Start of Block

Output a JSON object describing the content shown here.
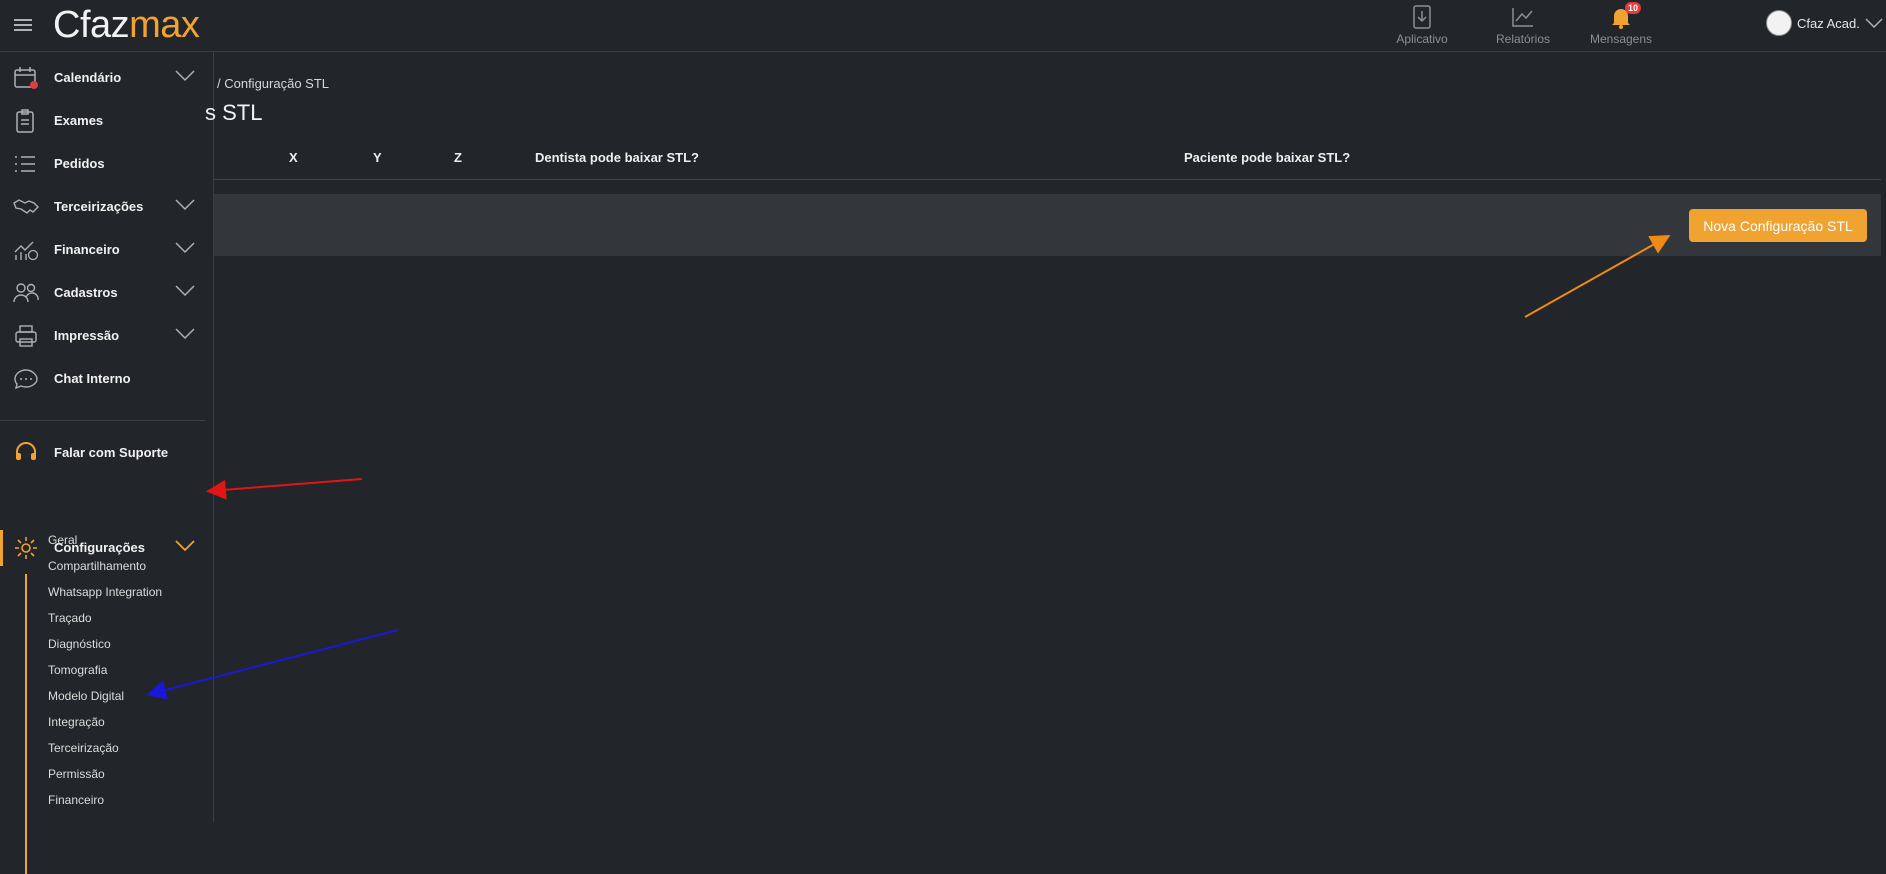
{
  "header": {
    "logo_part1": "Cfaz",
    "logo_part2": "max",
    "nav": [
      {
        "label": "Aplicativo",
        "icon": "download-icon"
      },
      {
        "label": "Relatórios",
        "icon": "chart-icon"
      },
      {
        "label": "Mensagens",
        "icon": "bell-icon",
        "badge": "10"
      }
    ],
    "user_name": "Cfaz Acad."
  },
  "sidebar": {
    "items": [
      {
        "label": "Calendário",
        "icon": "calendar-icon"
      },
      {
        "label": "Exames",
        "icon": "clipboard-icon"
      },
      {
        "label": "Pedidos",
        "icon": "list-icon"
      },
      {
        "label": "Terceirizações",
        "icon": "handshake-icon"
      },
      {
        "label": "Financeiro",
        "icon": "finance-icon"
      },
      {
        "label": "Cadastros",
        "icon": "users-icon"
      },
      {
        "label": "Impressão",
        "icon": "printer-icon"
      },
      {
        "label": "Chat Interno",
        "icon": "chat-icon"
      }
    ],
    "support_label": "Falar com Suporte",
    "config_label": "Configurações",
    "config_subitems": [
      "Geral",
      "Compartilhamento",
      "Whatsapp Integration",
      "Traçado",
      "Diagnóstico",
      "Tomografia",
      "Modelo Digital",
      "Integração",
      "Terceirização",
      "Permissão",
      "Financeiro"
    ]
  },
  "main": {
    "breadcrumb": "/  Configuração STL",
    "title": "s STL",
    "columns": [
      "X",
      "Y",
      "Z",
      "Dentista pode baixar STL?",
      "Paciente pode baixar STL?"
    ],
    "new_button": "Nova Configuração STL"
  },
  "colors": {
    "accent": "#f0a331",
    "background": "#22252a",
    "panel": "#33363b",
    "arrow_red": "#e01515",
    "arrow_orange": "#f08a16",
    "arrow_blue": "#1a18d8"
  }
}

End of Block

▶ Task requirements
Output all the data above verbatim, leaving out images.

▶ Solution to this problem
Output a JSON object describing the content shown here.
{
  "header": {
    "logo_part1": "Cfaz",
    "logo_part2": "max",
    "nav": [
      {
        "label": "Aplicativo",
        "icon": "download-icon"
      },
      {
        "label": "Relatórios",
        "icon": "chart-icon"
      },
      {
        "label": "Mensagens",
        "icon": "bell-icon",
        "badge": "10"
      }
    ],
    "user_name": "Cfaz Acad."
  },
  "sidebar": {
    "items": [
      {
        "label": "Calendário",
        "icon": "calendar-icon"
      },
      {
        "label": "Exames",
        "icon": "clipboard-icon"
      },
      {
        "label": "Pedidos",
        "icon": "list-icon"
      },
      {
        "label": "Terceirizações",
        "icon": "handshake-icon"
      },
      {
        "label": "Financeiro",
        "icon": "finance-icon"
      },
      {
        "label": "Cadastros",
        "icon": "users-icon"
      },
      {
        "label": "Impressão",
        "icon": "printer-icon"
      },
      {
        "label": "Chat Interno",
        "icon": "chat-icon"
      }
    ],
    "support_label": "Falar com Suporte",
    "config_label": "Configurações",
    "config_subitems": [
      "Geral",
      "Compartilhamento",
      "Whatsapp Integration",
      "Traçado",
      "Diagnóstico",
      "Tomografia",
      "Modelo Digital",
      "Integração",
      "Terceirização",
      "Permissão",
      "Financeiro"
    ]
  },
  "main": {
    "breadcrumb": "/  Configuração STL",
    "title": "s STL",
    "columns": [
      "X",
      "Y",
      "Z",
      "Dentista pode baixar STL?",
      "Paciente pode baixar STL?"
    ],
    "new_button": "Nova Configuração STL"
  },
  "colors": {
    "accent": "#f0a331",
    "background": "#22252a",
    "panel": "#33363b",
    "arrow_red": "#e01515",
    "arrow_orange": "#f08a16",
    "arrow_blue": "#1a18d8"
  }
}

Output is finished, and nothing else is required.